With The Sign: A Mother’s Gift
My plane touched down in Dunedin, New Zealand and I slowly awoke from what seemed like a coma. It took me awhile to get my bearings and figure out where I was and why I had “hitchhiked” as a standby passenger all the way across the world. Grief can do that, I discovered. It can lead you to a place that allows you to tuck yourself deep into the uncomfortable wound of sorrow, for however long it may take to emerge into life again.
But I had promised my daughter that I would come visit and we were looking forward to spending some time together. She, too, was feeling the painful loss of her spunky grandmother who had lived with us for the past few years while she fought hard against the ravages of ALS. Both my children, Kadan and Michael, had been dedicated guardians in her caretaking.
Kadan greeted me with a welcoming smile at baggage claim in the small kiwi airport. She had a worried look on her face when she saw me. We hugged firmly and I assured her it was just exhaustion from the long trip. But she sensed it was the hole in my heart from losing “gram” that was reflected in my obvious, rundown appearance.
Kadan drove me to my temporary quarters, a comfortable suite not far from the center of town, thoughtfully chosen so I could roam about while she was at her university classes. In a few days, she would have time off and we would head out to venture around the South Island, exploring both sea and shore. But for now, recovery from the trip and acclimating to the time zone and my surroundings was in order after a light dinner at a local eatery.
The next morning after an energizing “flat white” I headed to the nearby Botanical Gardens. I meandered around for hours, observing the beauty of this abundant green space that can spur even the most dormant landscape artist in all of us. I continued walking down pebbly paths lined with flowers and plants that stirred my soul and at last, I was in the rose garden, alone. And it was there in the rose garden that a feeling so deep suddenly came over me. I looked up to the cerulean sky above, and without a second’s hesitation, my voice cried out to the vast space, “OK, Mom, you promised -- Now please, tell me where you are!”
You see, when I was younger, my mom had shared with me the story of the rose blooming in the midst of winter, “the sign,” the message from someone dear who had passed on from this life -- that they were OK. And for years, my mom and I had agreed on sending each other a “sign” that would convey to the one left behind where we were after we passed on and that all was well in our new life!
My eyes were immediately drawn to the ground, and there in front of me was the most beautiful pink rose, its delicate petals gently stretched out in wonder.
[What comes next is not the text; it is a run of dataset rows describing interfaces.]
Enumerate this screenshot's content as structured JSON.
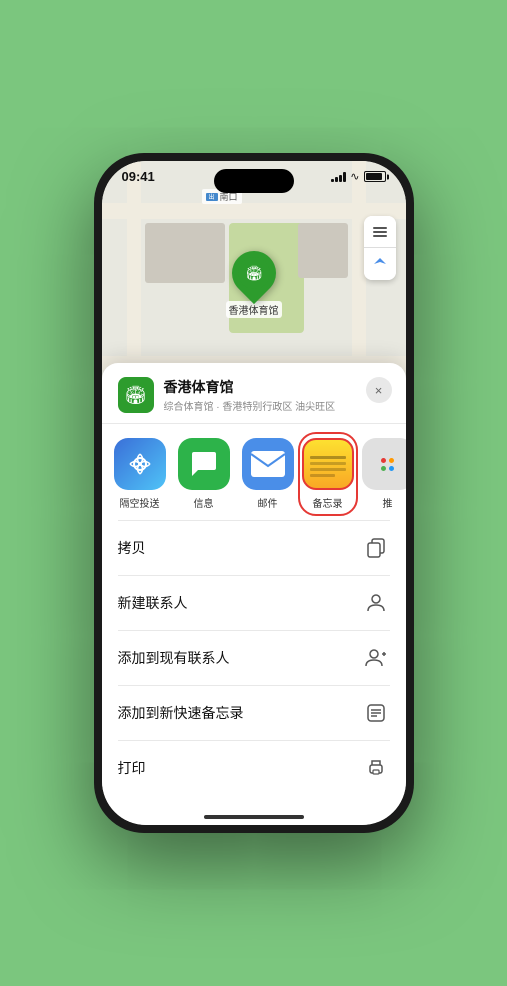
{
  "status_bar": {
    "time": "09:41",
    "location_arrow": "▶"
  },
  "map": {
    "south_entrance_label": "南口",
    "venue_name_pin": "香港体育馆"
  },
  "bottom_sheet": {
    "venue_name": "香港体育馆",
    "venue_sub": "综合体育馆 · 香港特别行政区 油尖旺区",
    "close_label": "×"
  },
  "share_apps": [
    {
      "id": "airdrop",
      "label": "隔空投送",
      "type": "airdrop"
    },
    {
      "id": "messages",
      "label": "信息",
      "type": "messages"
    },
    {
      "id": "mail",
      "label": "邮件",
      "type": "mail"
    },
    {
      "id": "notes",
      "label": "备忘录",
      "type": "notes"
    },
    {
      "id": "more",
      "label": "推",
      "type": "more"
    }
  ],
  "actions": [
    {
      "label": "拷贝",
      "icon": "copy"
    },
    {
      "label": "新建联系人",
      "icon": "person"
    },
    {
      "label": "添加到现有联系人",
      "icon": "person-add"
    },
    {
      "label": "添加到新快速备忘录",
      "icon": "memo"
    },
    {
      "label": "打印",
      "icon": "print"
    }
  ],
  "colors": {
    "green_brand": "#2d9c2d",
    "highlight_red": "#e53935",
    "notes_yellow": "#fde030"
  }
}
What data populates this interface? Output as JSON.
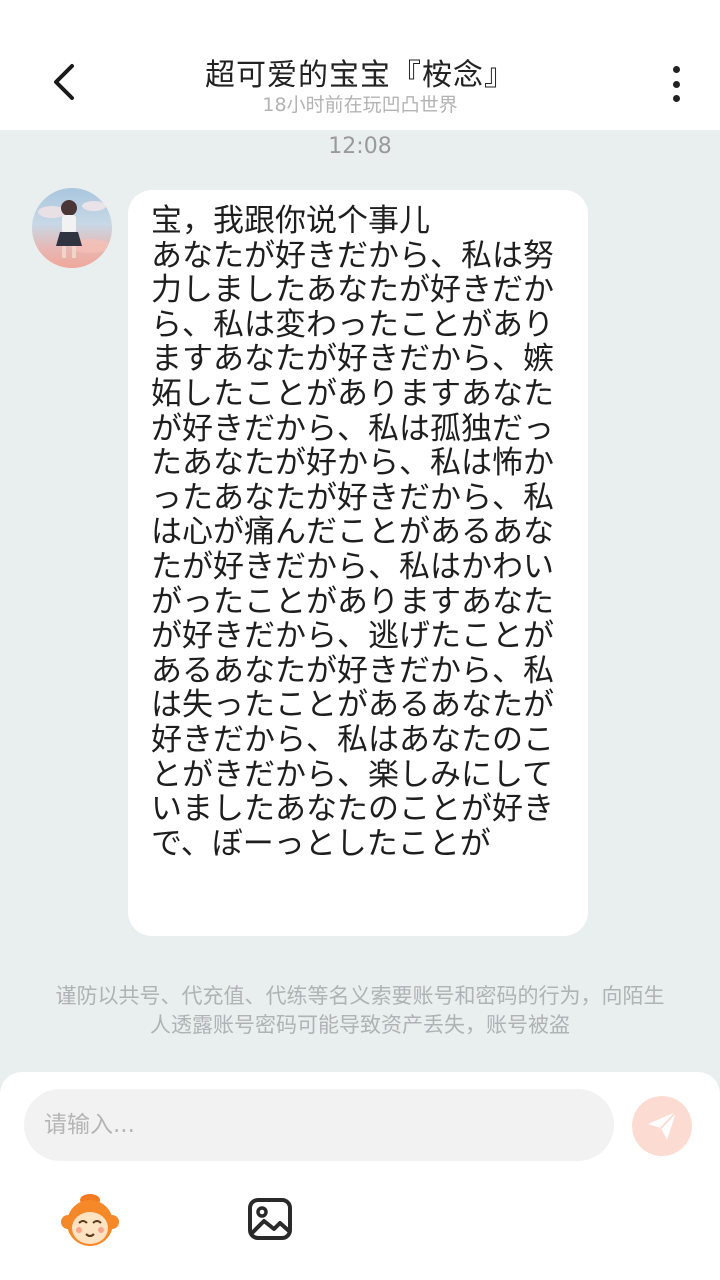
{
  "header": {
    "title": "超可爱的宝宝『桉念』",
    "subtitle": "18小时前在玩凹凸世界",
    "back_icon": "chevron-left-icon",
    "more_icon": "vertical-ellipsis-icon"
  },
  "chat": {
    "timestamp": "12:08",
    "messages": [
      {
        "sender": "other",
        "avatar": "girl-pink-sky-avatar",
        "text": "宝，我跟你说个事儿\nあなたが好きだから、私は努力しましたあなたが好きだから、私は変わったことがありますあなたが好きだから、嫉妬したことがありますあなたが好きだから、私は孤独だったあなたが好から、私は怖かったあなたが好きだから、私は心が痛んだことがあるあなたが好きだから、私はかわいがったことがありますあなたが好きだから、逃げたことがあるあなたが好きだから、私は失ったことがあるあなたが好きだから、私はあなたのことがきだから、楽しみにしていましたあなたのことが好きで、ぼーっとしたことが"
      }
    ]
  },
  "notice": "谨防以共号、代充值、代练等名义索要账号和密码的行为，向陌生人透露账号密码可能导致资产丢失，账号被盗",
  "composer": {
    "placeholder": "请输入...",
    "send_icon": "paper-plane-icon",
    "emoji_icon": "monkey-face-icon",
    "image_icon": "image-icon",
    "send_color": "#fcdcd2",
    "send_icon_color": "#ffffff"
  },
  "colors": {
    "background": "#e9eeef",
    "header": "#ffffff",
    "bubble": "#ffffff"
  }
}
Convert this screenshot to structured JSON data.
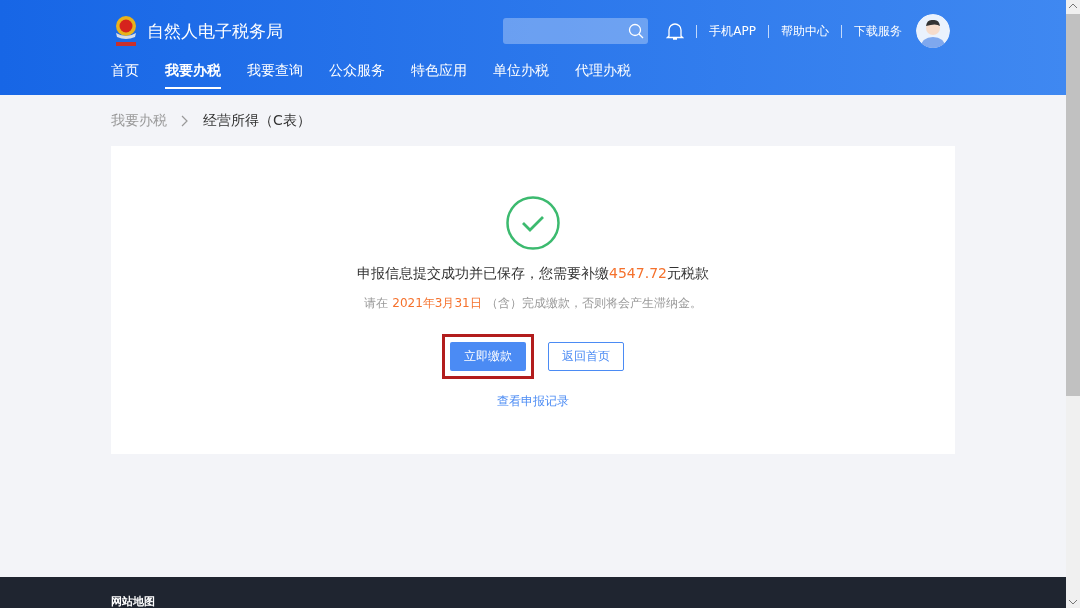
{
  "header": {
    "title": "自然人电子税务局",
    "links": [
      "手机APP",
      "帮助中心",
      "下载服务"
    ]
  },
  "nav": [
    {
      "label": "首页",
      "selected": false
    },
    {
      "label": "我要办税",
      "selected": true
    },
    {
      "label": "我要查询",
      "selected": false
    },
    {
      "label": "公众服务",
      "selected": false
    },
    {
      "label": "特色应用",
      "selected": false
    },
    {
      "label": "单位办税",
      "selected": false
    },
    {
      "label": "代理办税",
      "selected": false
    }
  ],
  "breadcrumb": [
    {
      "label": "我要办税",
      "current": false
    },
    {
      "label": "经营所得（C表）",
      "current": true
    }
  ],
  "result": {
    "message": {
      "before": "申报信息提交成功并已保存，您需要补缴",
      "amount": "4547.72",
      "after": "元税款"
    },
    "notice": {
      "before": "请在",
      "date": "2021年3月31日",
      "after": "（含）完成缴款，否则将会产生滞纳金。"
    },
    "buttons": [
      {
        "label": "立即缴款",
        "kind": "primary",
        "highlighted": true
      },
      {
        "label": "返回首页",
        "kind": "secondary",
        "highlighted": false
      }
    ],
    "link": "查看申报记录"
  },
  "footer": {
    "title": "网站地图"
  }
}
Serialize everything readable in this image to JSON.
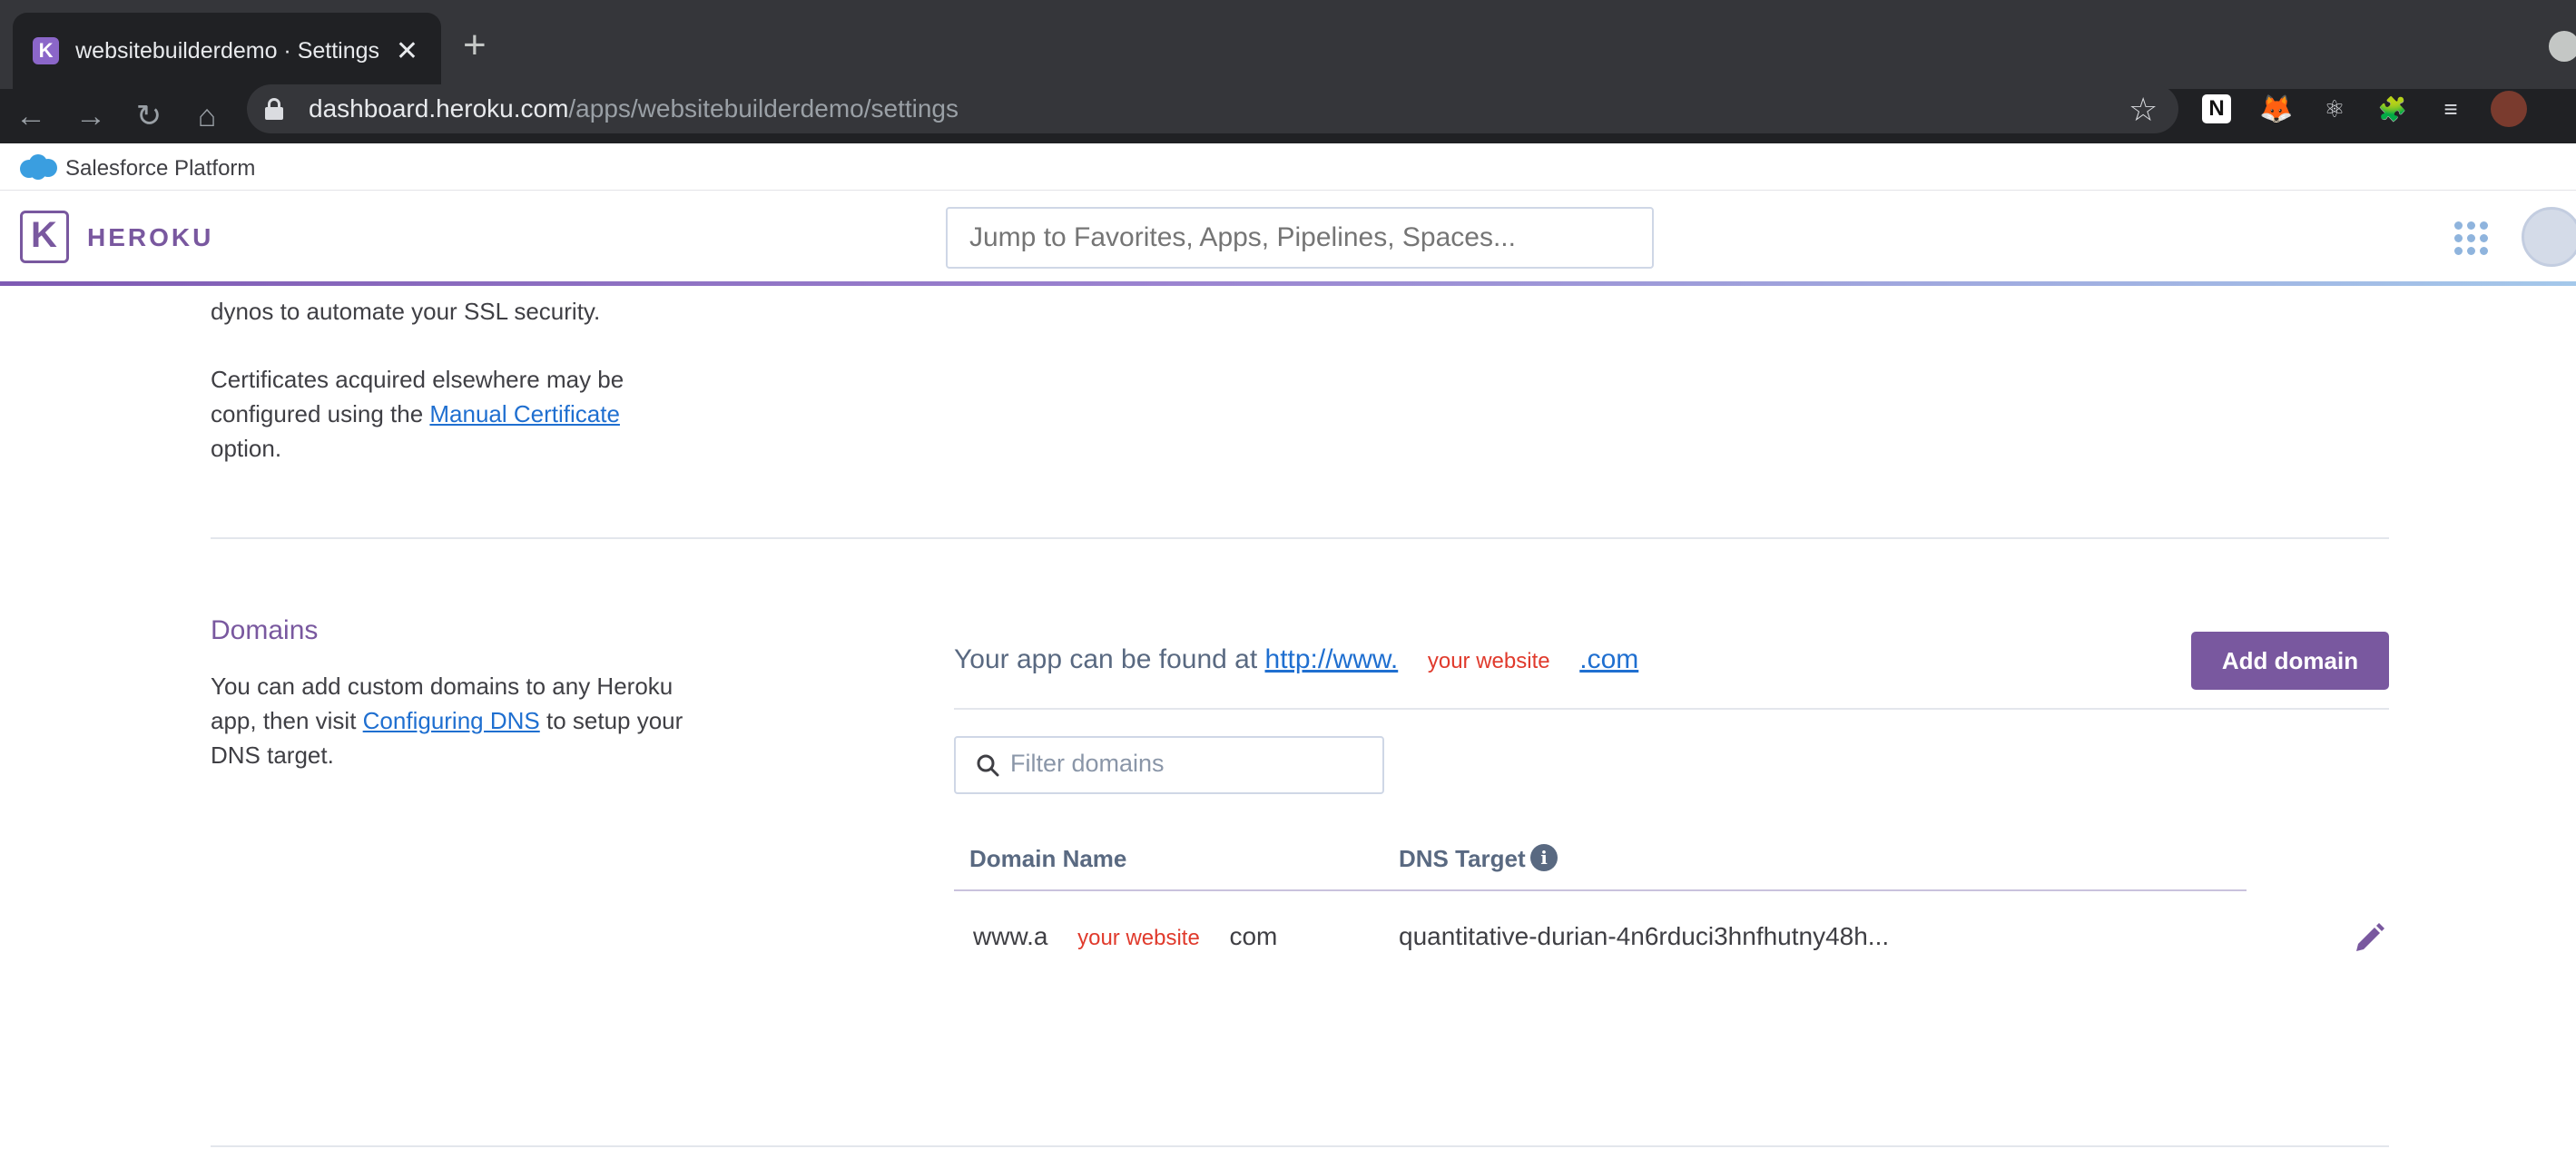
{
  "browser": {
    "tab_title": "websitebuilderdemo · Settings",
    "tab_close": "✕",
    "new_tab": "+",
    "url_host": "dashboard.heroku.com",
    "url_path": "/apps/websitebuilderdemo/settings",
    "nav": {
      "back": "←",
      "forward": "→",
      "reload": "↻",
      "home": "⌂"
    },
    "extensions": {
      "notion": "N",
      "metamask": "🦊",
      "react": "⚛",
      "puzzle": "🧩",
      "media": "≡",
      "star": "☆",
      "menu": "⋮"
    }
  },
  "salesforce": {
    "label": "Salesforce Platform",
    "color": "#3a9ee0"
  },
  "heroku": {
    "logo_letter": "K",
    "wordmark": "HEROKU",
    "search_placeholder": "Jump to Favorites, Apps, Pipelines, Spaces...",
    "brand_color": "#79589f"
  },
  "ssl_section": {
    "line_partial": "dynos to automate your SSL security.",
    "cert_line1": "Certificates acquired elsewhere may be",
    "cert_line2_prefix": "configured using the ",
    "cert_link": "Manual Certificate",
    "cert_line3": "option."
  },
  "domains": {
    "title": "Domains",
    "desc_line1": "You can add custom domains to any Heroku",
    "desc_line2_prefix": "app, then visit ",
    "desc_link": "Configuring DNS",
    "desc_line2_suffix": " to setup your",
    "desc_line3": "DNS target.",
    "found_prefix": "Your app can be found at ",
    "found_link_start": "http://www.",
    "found_redaction": "your website",
    "found_link_end": ".com",
    "add_button": "Add domain",
    "filter_placeholder": "Filter domains",
    "columns": {
      "domain": "Domain Name",
      "dns": "DNS Target"
    },
    "info_glyph": "i",
    "rows": [
      {
        "domain_start": "www.a",
        "domain_redaction": "your website",
        "domain_end": "com",
        "dns_target": "quantitative-durian-4n6rduci3hnfhutny48h..."
      }
    ]
  }
}
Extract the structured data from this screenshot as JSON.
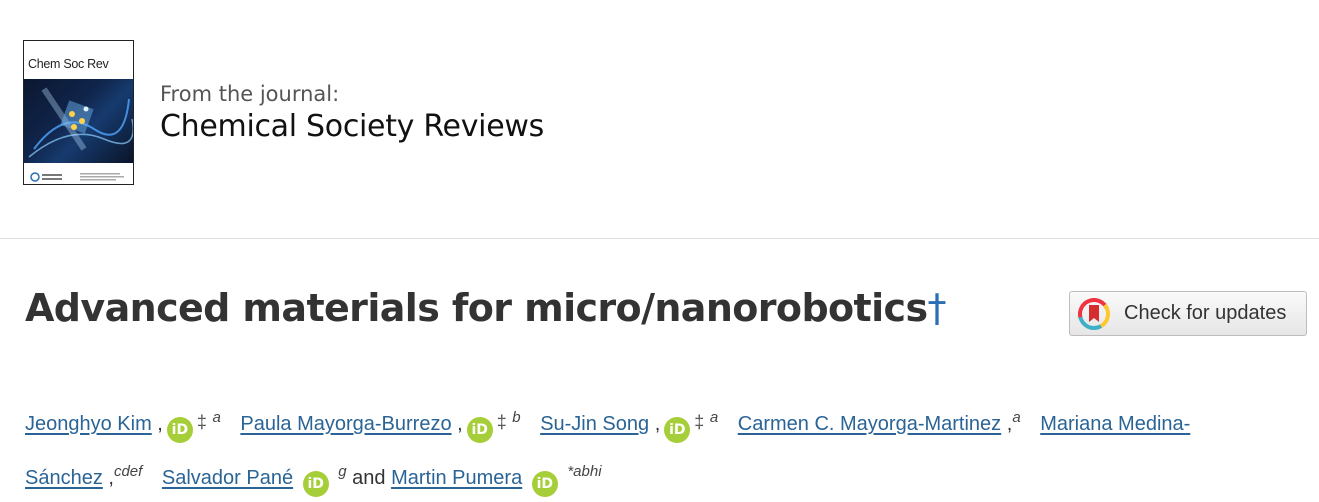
{
  "journal": {
    "cover_title": "Chem Soc Rev",
    "from_label": "From the journal:",
    "name": "Chemical Society Reviews"
  },
  "article": {
    "title": "Advanced materials for micro/nanorobotics",
    "title_dagger": "†"
  },
  "check_updates": {
    "label": "Check for updates"
  },
  "authors": [
    {
      "name": "Jeonghyo Kim",
      "orcid": true,
      "equal": "‡",
      "affil": "a"
    },
    {
      "name": "Paula Mayorga-Burrezo",
      "orcid": true,
      "equal": "‡",
      "affil": "b"
    },
    {
      "name": "Su-Jin Song",
      "orcid": true,
      "equal": "‡",
      "affil": "a"
    },
    {
      "name": "Carmen C. Mayorga-Martinez",
      "orcid": false,
      "equal": "",
      "affil": "a"
    },
    {
      "name_line1": "Mariana Medina-",
      "name_line2": "Sánchez",
      "orcid": false,
      "equal": "",
      "affil": "cdef"
    },
    {
      "name": "Salvador Pané",
      "orcid": true,
      "equal": "",
      "affil": "g"
    },
    {
      "name": "Martin Pumera",
      "orcid": true,
      "equal": "",
      "affil": "*abhi"
    }
  ],
  "authors_conjunction": "and",
  "orcid_icon_text": "iD",
  "colors": {
    "link": "#2a6496",
    "orcid": "#a6ce39",
    "dagger": "#2a6fb2",
    "divider": "#e2e2e2"
  },
  "icons": [
    "orcid-icon",
    "crossmark-icon"
  ]
}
And on the small name post in front of the rose, was my sign. The name of the rose was “Paradise”. I welcomed the tears that were washing my face. Hands on my heart, I knelt down, and touched the soft petals of Paradise, grateful for my mother’s sign.
I shared this story in a workshop at Kripalu recently, and several physicians attending came up to me afterwards and thanked me profusely. “Why don’t we share more stories like this?” they asked. Maybe the broader point is that death is so suppressed in our society -- yet it’s part of living a whole life. Let’s make it part of the conversation around self-expression, and loving and honoring family, friends, and life.
What are your thoughts?